Bitcoin looks suitable for Russia’s crypto cross-border payments at first glance, but there are many reasons why such a choice is highly questionable.
Despite Russia pushing the idea of using cryptocurrencies for cross-border payments, it still remains unclear what digital asset exactly the government plans to adopt for such transactions.
Russian authorities are quite unlikely to approve the use of cryptocurrencies like Bitcoin (BTC) for cross-border transactions, according to local lawyers and fintech executives.
Bank of Russia needs to control cross-border transactions
It’s “highly questionable” that Russia would allow usage of Bitcoin or any other similar cryptocurrency for cross-border payments because such assets are “hard to control,” according to Elena Klyuchareva, the senior associate at the local law firm KKMP.
Klyuchareva emphasized that the draft amendments to the legislation on cross-border crypto payments are not available yet, while reports only state that the Bank of Russia and the Ministry of Finance have agreed upon a common approach to the issue.
The lawyer told Cointelegraph that the cryptocurrency used by Russia for cross-border payments will most likely be local, so Russian regulators can properly monitor and control such transactions. She also suggested that only major institutional players — like banks — will be able to comply with requirements for making cross-border payments.
USDT and USDC are questionable as the stablecoins are issued in the US
Russia should be choosing a cryptocurrency for cross-border settlement while eliminating all possible pressure from other countries, according to Eduard Davydov, the senior partner at Emet Law Firm. As such, cryptocurrencies issued in the United States, including major stablecoins like Tether (USDT) or USD Coin (USDC), will “not meet such requirements,” Davydov assumed.
As the world’s most decentralized cryptocurrency, Bitcoin might look more suitable in such a context, but BTC is also associated with a number of issues like high volatility, limited scalability as well as vulnerability to global sanctions. “Whole arrays of addresses may fall under the sanctions when interacting with which the coins will be considered ‘dirty’ and counterparties may choose not to make transactions with such addresses or coins,” Davydov noted.
Bitcoin looks suitable due to its decentralized nature, but volatility is too high
Sergey Mendeleev, CEO and co-founder of InDeFi Smart Bank, also believes that decentralized cryptocurrencies like Bitcoin would only make a good choice for Russia’s crypto cross-border payments if they were less volatile.

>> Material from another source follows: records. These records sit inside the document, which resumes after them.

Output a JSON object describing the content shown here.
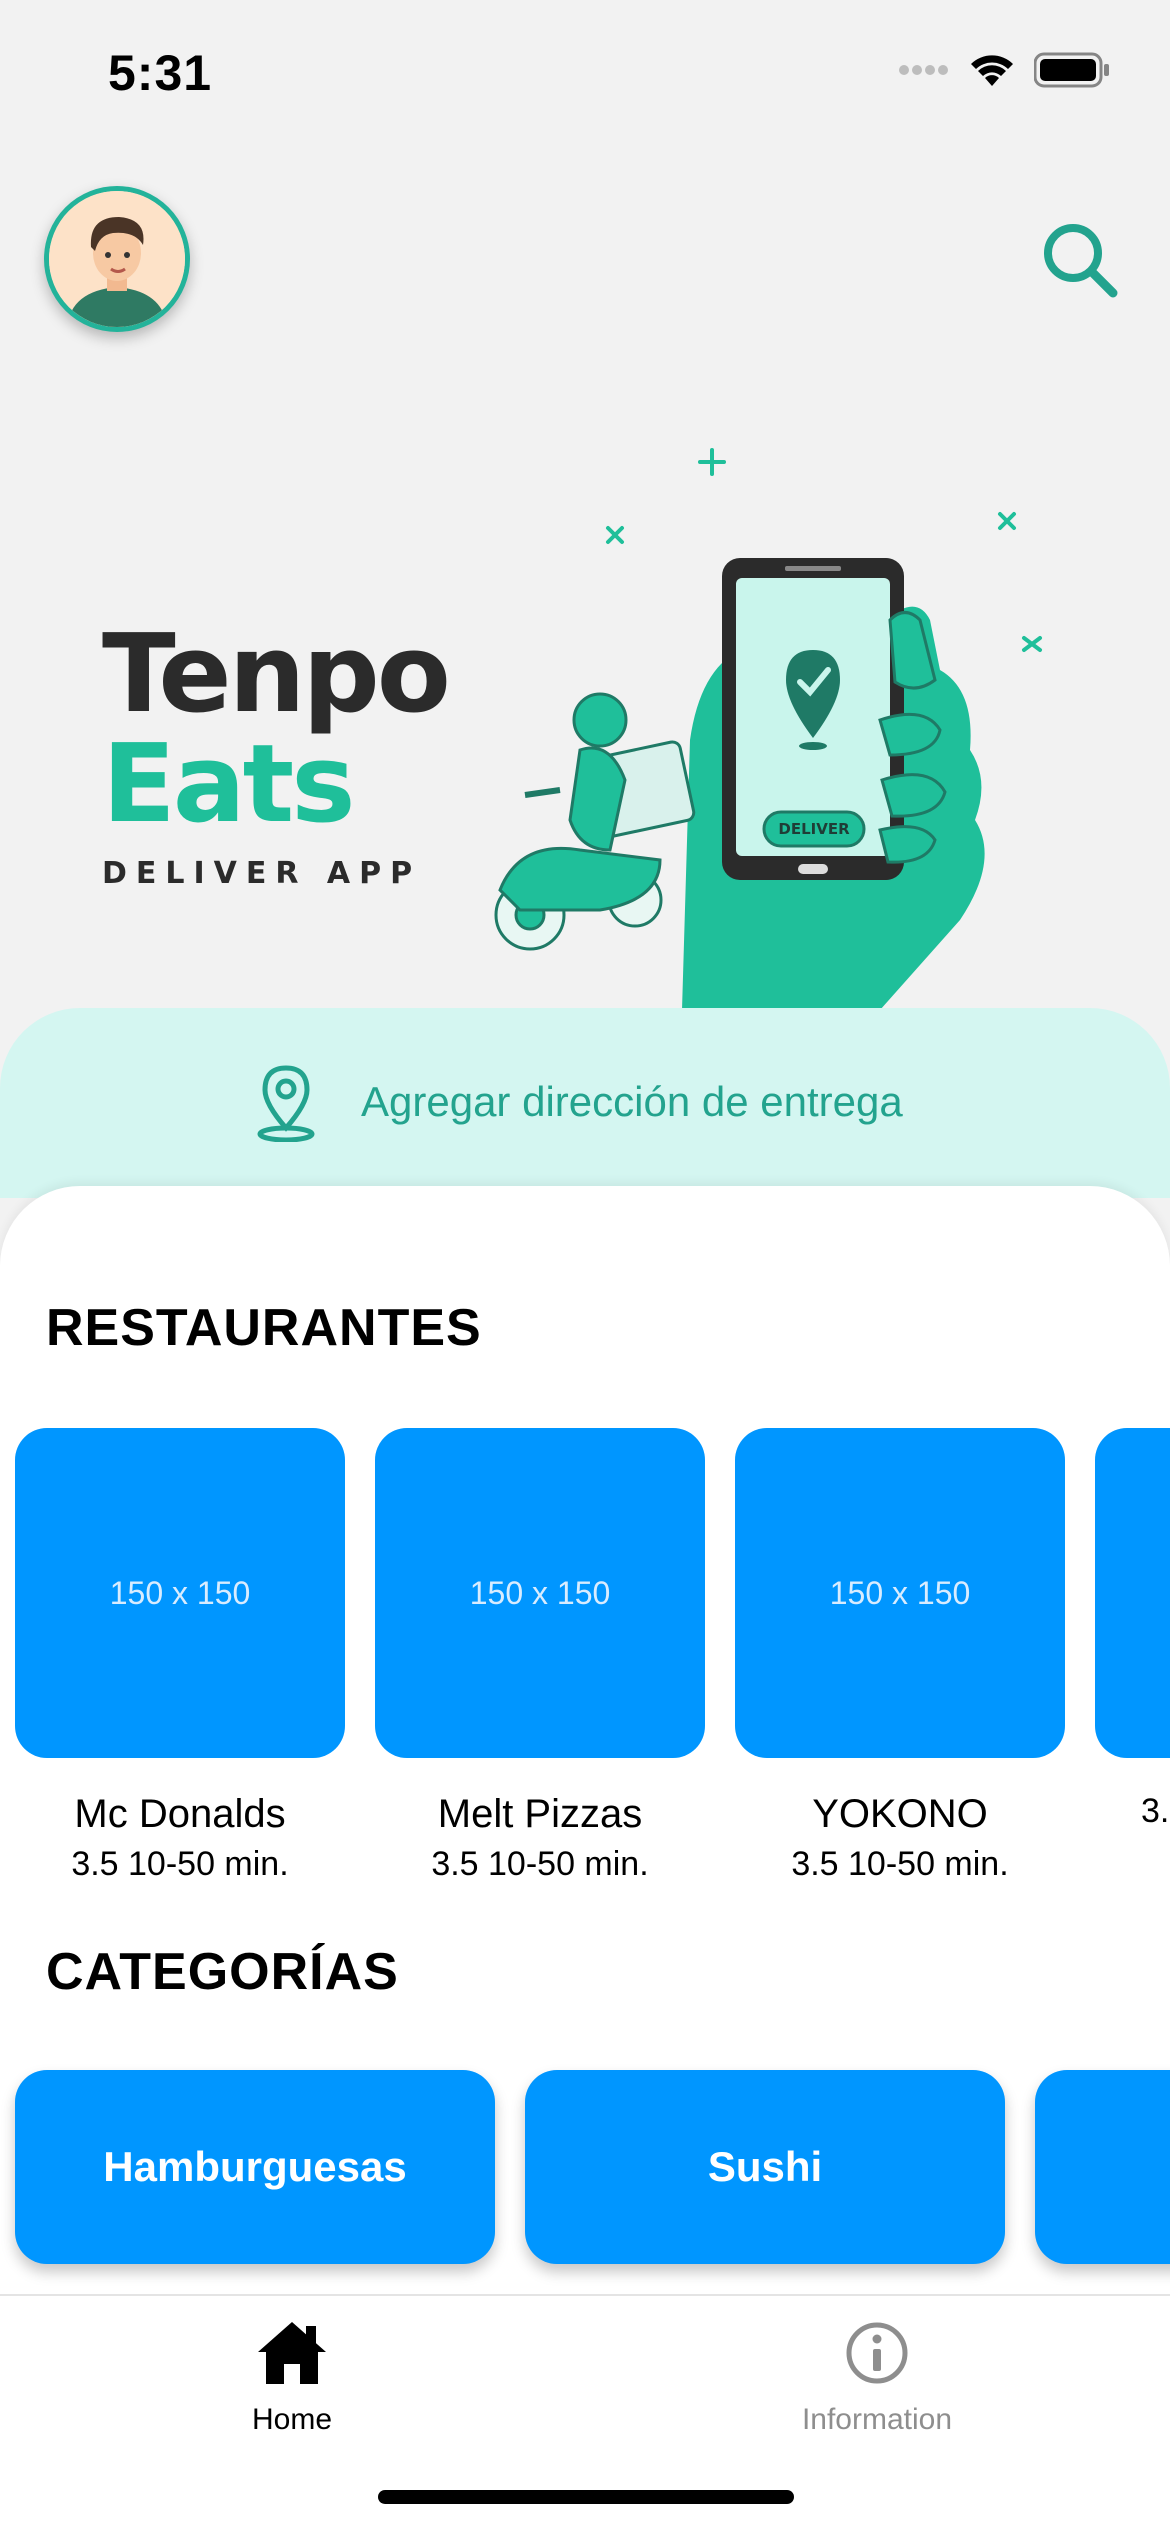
{
  "status_bar": {
    "time": "5:31"
  },
  "brand": {
    "line1": "Tenpo",
    "line2": "Eats",
    "subtitle": "DELIVER APP",
    "phone_badge": "DELIVER"
  },
  "address": {
    "label": "Agregar dirección de entrega"
  },
  "sections": {
    "restaurants_title": "RESTAURANTES",
    "categories_title": "CATEGORÍAS"
  },
  "restaurants": [
    {
      "image_placeholder": "150 x 150",
      "name": "Mc Donalds",
      "meta": "3.5 10-50 min."
    },
    {
      "image_placeholder": "150 x 150",
      "name": "Melt Pizzas",
      "meta": "3.5 10-50 min."
    },
    {
      "image_placeholder": "150 x 150",
      "name": "YOKONO",
      "meta": "3.5 10-50 min."
    },
    {
      "image_placeholder": "",
      "name": "",
      "meta": "3."
    }
  ],
  "categories": [
    {
      "label": "Hamburguesas"
    },
    {
      "label": "Sushi"
    },
    {
      "label": ""
    }
  ],
  "tabbar": {
    "home": "Home",
    "information": "Information",
    "active": "home"
  },
  "colors": {
    "accent": "#1fbf9a",
    "card_blue": "#0096ff",
    "address_bg": "#d4f6f1",
    "inactive_tab": "#8e8e8e"
  }
}
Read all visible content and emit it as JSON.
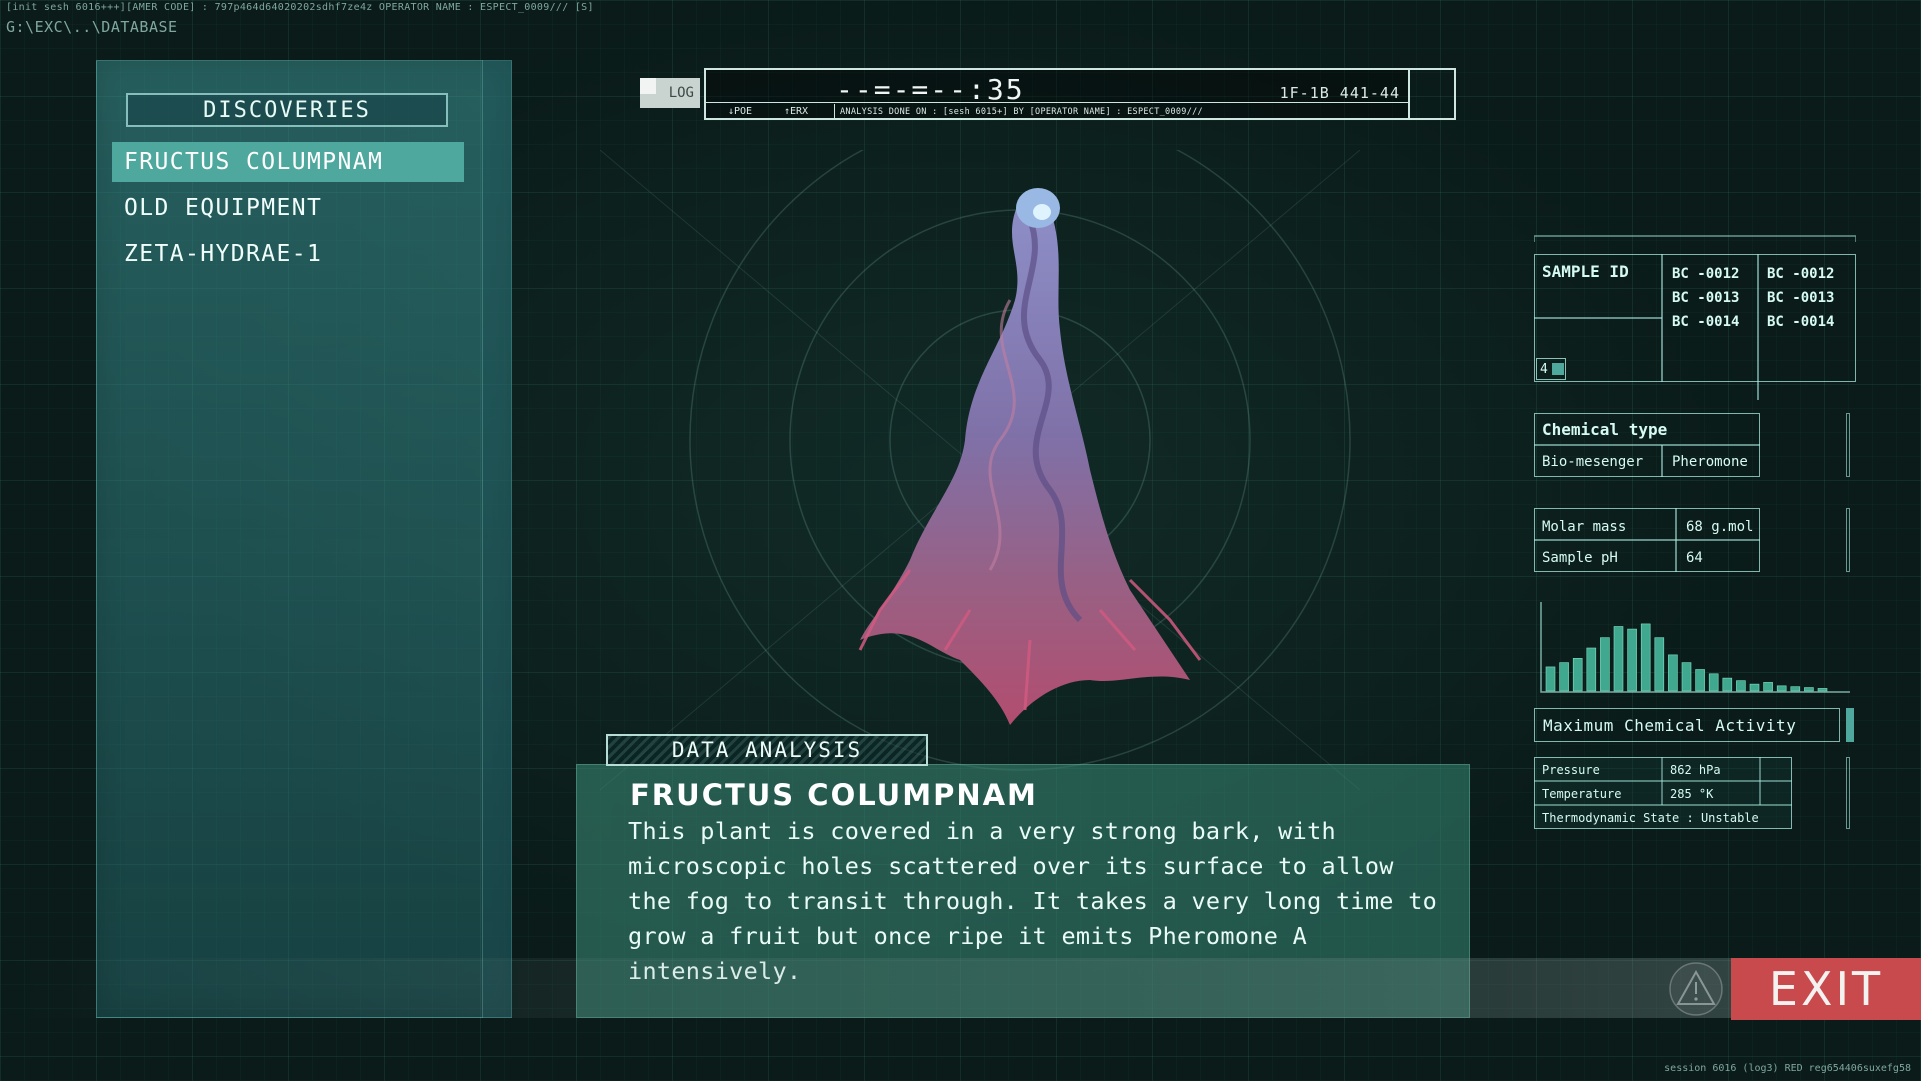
{
  "header": {
    "status_line": "[init sesh 6016+++][AMER CODE] : 797p464d64020202sdhf7ze4z  OPERATOR NAME : ESPECT_0009/// [S]",
    "path": "G:\\EXC\\..\\DATABASE"
  },
  "sidebar": {
    "title": "DISCOVERIES",
    "items": [
      {
        "label": "FRUCTUS COLUMPNAM",
        "selected": true
      },
      {
        "label": "OLD EQUIPMENT",
        "selected": false
      },
      {
        "label": "ZETA-HYDRAE-1",
        "selected": false
      }
    ]
  },
  "log": {
    "tab": "LOG",
    "counter": "--=-=--:35",
    "code": "1F-1B 441-44",
    "poe": "↓POE",
    "erx": "↑ERX",
    "analysis": "ANALYSIS DONE ON : [sesh 6015+] BY [OPERATOR NAME] : ESPECT_0009///"
  },
  "analysis": {
    "tab": "DATA ANALYSIS",
    "title": "FRUCTUS COLUMPNAM",
    "text": "This plant is covered in a very strong bark, with microscopic holes scattered over its surface to allow the fog to transit through. It takes a very long time to grow a fruit but once ripe it emits Pheromone A intensively."
  },
  "right_panel": {
    "sample_label": "SAMPLE ID",
    "sample_ids_col1": [
      "BC -0012",
      "BC -0013",
      "BC -0014"
    ],
    "sample_ids_col2": [
      "BC -0012",
      "BC -0013",
      "BC -0014"
    ],
    "sample_count": "4",
    "chemical_title": "Chemical type",
    "chemical_values": [
      "Bio-mesenger",
      "Pheromone"
    ],
    "molar_label": "Molar mass",
    "molar_value": "68 g.mol",
    "ph_label": "Sample pH",
    "ph_value": "64",
    "histogram": [
      0.28,
      0.33,
      0.38,
      0.5,
      0.62,
      0.75,
      0.72,
      0.78,
      0.62,
      0.42,
      0.33,
      0.25,
      0.2,
      0.15,
      0.12,
      0.08,
      0.1,
      0.06,
      0.05,
      0.04,
      0.03
    ],
    "max_activity": "Maximum Chemical Activity",
    "pressure_label": "Pressure",
    "pressure_value": "862 hPa",
    "temperature_label": "Temperature",
    "temperature_value": "285 °K",
    "thermo_state": "Thermodynamic State : Unstable"
  },
  "footer": {
    "exit": "EXIT",
    "session": "session 6016 (log3) RED reg654406suxefg58"
  },
  "colors": {
    "accent": "#4fa89e",
    "exit": "#c84a4d",
    "text": "#d6fbf2"
  }
}
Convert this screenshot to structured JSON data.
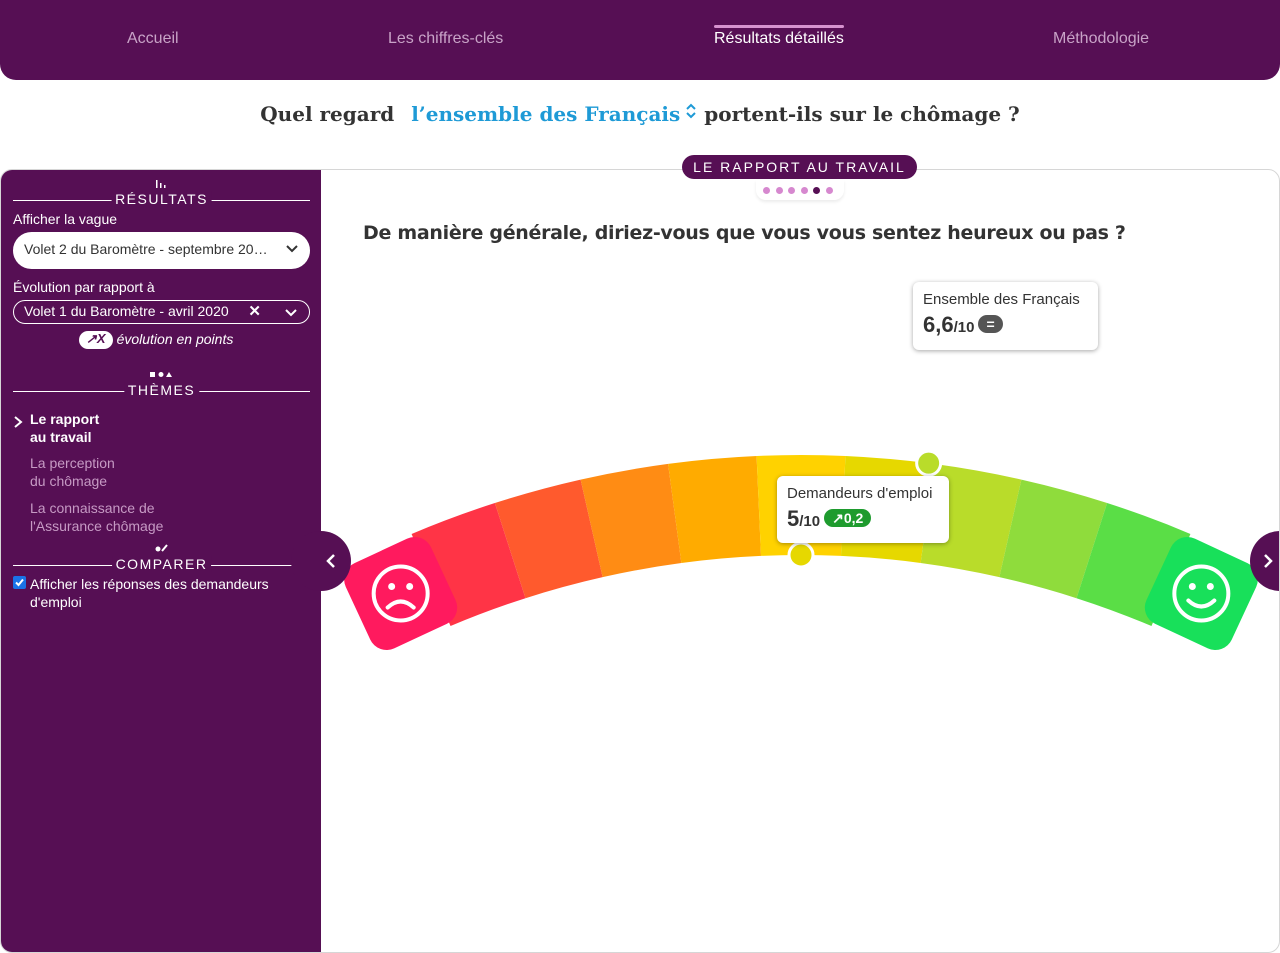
{
  "nav": {
    "tabs": [
      {
        "label": "Accueil",
        "active": false
      },
      {
        "label": "Les chiffres-clés",
        "active": false
      },
      {
        "label": "Résultats détaillés",
        "active": true
      },
      {
        "label": "Méthodologie",
        "active": false
      }
    ]
  },
  "header": {
    "q_before": "Quel regard",
    "population": "l’ensemble des Français",
    "q_after": "portent-ils sur le chômage ?"
  },
  "section_tab": {
    "label": "LE RAPPORT AU TRAVAIL",
    "dots_total": 6,
    "active_dot": 5
  },
  "sidebar": {
    "resultats_title": "RÉSULTATS",
    "afficher_label": "Afficher la vague",
    "vague_selected": "Volet 2 du Baromètre - septembre 20…",
    "evolution_label": "Évolution par rapport à",
    "evolution_selected": "Volet 1 du Baromètre - avril 2020",
    "legend_pill": "↗X",
    "legend_text": "évolution en points",
    "themes_title": "THÈMES",
    "themes": [
      {
        "label_line1": "Le rapport",
        "label_line2": "au travail",
        "active": true
      },
      {
        "label_line1": "La perception",
        "label_line2": "du chômage",
        "active": false
      },
      {
        "label_line1": "La connaissance de",
        "label_line2": "l'Assurance chômage",
        "active": false
      }
    ],
    "comparer_title": "COMPARER",
    "compare_checkbox_label": "Afficher les réponses des demandeurs d'emploi",
    "compare_checked": true
  },
  "main": {
    "question": "De manière générale, diriez-vous que vous vous sentez heureux ou pas ?",
    "scale_max": 10,
    "gauge_colors": [
      "#ff1a5e",
      "#ff3446",
      "#ff5a2d",
      "#ff8c14",
      "#ffab00",
      "#ffd200",
      "#e6d800",
      "#b9dc2a",
      "#8fdc3c",
      "#5ade46",
      "#18e05a"
    ],
    "results": [
      {
        "name": "Ensemble des Français",
        "value": 6.6,
        "value_text": "6,6",
        "scale_text": "/10",
        "delta_text": "=",
        "badge_color": "#555555",
        "marker_color": "#b9dc2a"
      },
      {
        "name": "Demandeurs d'emploi",
        "value": 5.0,
        "value_text": "5",
        "scale_text": "/10",
        "delta_text": "↗0,2",
        "badge_color": "#1e9b2e",
        "marker_color": "#e6d800"
      }
    ]
  }
}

Mendeleev also said that it’s hard to imagine a situation where foreign businesses would accept payments in a Russian ruble-pegged cryptocurrency. “In any case, businesses would be able to convert any currency into Bitcoin, or into Tether in one click,” he added.
The CEO also expressed hope that Russian regulators would have enough courage to allow foreign economic activity with participation of “at least U.S. dollar stablecoins on major blockchains.” Mendeleev stressed that InDeFi Smart Bank announced in September 2022 the creation of a decentralized crypto ruble project exactly for the sake of simplifying this idea.
Iran is one of few countries with similar experience worldwide
Russia is among few countries in the world to authorize cross-border crypto payments while banning local crypto payments alongside local crypto exchanges. However, there are a few countries that can serve as an example of a government taking a similar approach to crypto.
A good example might be Iran, which is under U.S. sanctions, Davydov suggested, referring to Iran’s Industry, Mines and Trade Ministry approving the use of crypto for imports in late August. The Iranian authority said that the new measures aim to help Iran mitigate global trade sanctions that essentially cut the country out of the global banking system.
In August, Iran placed its first international import order using $10 million worth of cryptocurrency, a senior government trade official reported. The official did not specify what digital currency exactly was used for the transaction though.
In the meantime, Iran still doesn’t officially allow its residents to pay using cryptocurrencies like Bitcoin. Iran’s central bank first prohibited the use of crypto for payments inside the country in draft crypto regulations from 2019. Similarly to Russia, cryptocurrency investment also remains illegal in Iran.
“Domestic payments in cryptocurrency are still banned in Iran. The local government has repeatedly claimed that it implemented crypto for international transactions,” Davydov stated.
Related: Russia aims to use CBDC for international settlements with China: Report
As previously reported, the Russian government became increasingly interested in adopting cross-border payments in crypto amid Western economic sanctions following Russia’s invasion of Ukraine. The Bank of Russia and the Ministry of Finance have been collaborating on policies and rules for allowing such payments, while the central bank stressed that domestic crypto payments and crypto exchanges would not be legalized.
According to Anatoly Aksakov, head of the finance committee in Russia’s lower house of parliament, Russia might start cross-border payments in crypto already in 2023. He reportedly suggested that businesses themselves will be able to choose the cryptocurrency for cross-border settlements, either it would be Ether (ETH) or Bitcoin, or another digital currency.